# Try it
Retype the listing in full. Change nothing.

▼▼▼

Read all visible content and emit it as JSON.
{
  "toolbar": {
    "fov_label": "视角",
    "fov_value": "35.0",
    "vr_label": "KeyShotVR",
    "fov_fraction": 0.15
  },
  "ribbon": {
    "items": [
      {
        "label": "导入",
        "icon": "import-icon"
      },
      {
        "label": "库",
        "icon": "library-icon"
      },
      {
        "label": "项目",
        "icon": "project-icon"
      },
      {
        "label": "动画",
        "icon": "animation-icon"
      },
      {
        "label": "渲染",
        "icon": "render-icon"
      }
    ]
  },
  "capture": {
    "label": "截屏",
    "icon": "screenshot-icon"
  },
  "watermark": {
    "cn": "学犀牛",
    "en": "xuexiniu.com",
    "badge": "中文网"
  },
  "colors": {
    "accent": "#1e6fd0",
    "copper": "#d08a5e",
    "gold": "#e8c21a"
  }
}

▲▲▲

# Exercise answer
Read all visible content and emit it as JSON.
{
  "toolbar": {
    "fov_label": "视角",
    "fov_value": "35.0",
    "vr_label": "KeyShotVR",
    "fov_fraction": 0.15
  },
  "ribbon": {
    "items": [
      {
        "label": "导入",
        "icon": "import-icon"
      },
      {
        "label": "库",
        "icon": "library-icon"
      },
      {
        "label": "项目",
        "icon": "project-icon"
      },
      {
        "label": "动画",
        "icon": "animation-icon"
      },
      {
        "label": "渲染",
        "icon": "render-icon"
      }
    ]
  },
  "capture": {
    "label": "截屏",
    "icon": "screenshot-icon"
  },
  "watermark": {
    "cn": "学犀牛",
    "en": "xuexiniu.com",
    "badge": "中文网"
  },
  "colors": {
    "accent": "#1e6fd0",
    "copper": "#d08a5e",
    "gold": "#e8c21a"
  }
}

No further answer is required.